Spherulitic growth rates and microstructure of syndiotactic polystyrene (sPS) cold-crystallized isothermally at various temperatures, Tc (115-240 °C), have been investigated by small-angle light scattering (SALS), optical microscopy and transmission electron microscopy. The derived activation energy for sPS chain mobility at the crystal growing front is 5.4 kJ/mol, which is relatively lower than that of isotactic polystyrene, 6.5 kJ/mol. In addition, the Hv scattering invariant (QHv) measured by SALS on the crystallized sPS samples displays a pronounced minimum at ∼150 °C. Despite a wide range of Tc used, however, the sample crystallinity estimated by Fourier transformation infrared spectroscopy remains unchanged. Prior to crystallization, the correlation length derived from the Vv patterns on the basis of Debye-Bueche model is ca. 1.13 μm regardless of Tc used. Interconnected domains with a width of ca. 1.8±0.5 μm are readily observed in all the crystallized samples under phase contrast microscopy and the phase-separated structure is conserved within sPS spherulites whose diameters are increased with increasing Tc. Based on the above facts, we conclude that the presence of a QHv minimum is ascribed to the resultant events of the two competitive transitions i.e. liquid-solid crystallization, and liquid-liquid demixing resulting from the spinodal decomposition (SD). At lower Tc, the unstable SD transition overwhelms the crystallization. Despite the low chain mobility, the coarsening process driven by the interfacial energies has reached a certain level before crystalline nucleation takes place. At higher Tc, on the other hand, cold crystallization becomes the dominant process due to the enhanced chain mobility, leading to the suppression of ongoing SD coarsening process. At an intermediate Tc range, comparable competition of the phase separation and crystallization prohibits the development of ordered symmetry within spherulites, giving the presence of QHv minimum.

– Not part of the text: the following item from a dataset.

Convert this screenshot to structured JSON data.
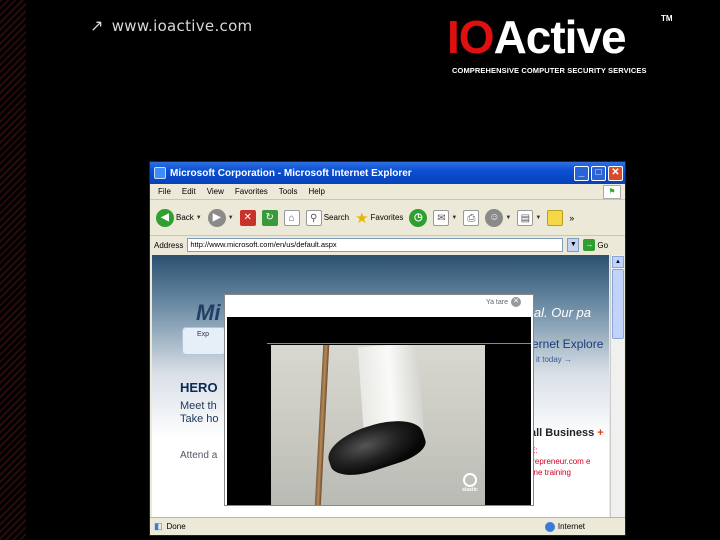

All Science Journal Classification (ASJC) codes
- Organic Chemistry
- Polymers and Plastics
- Materials Chemistry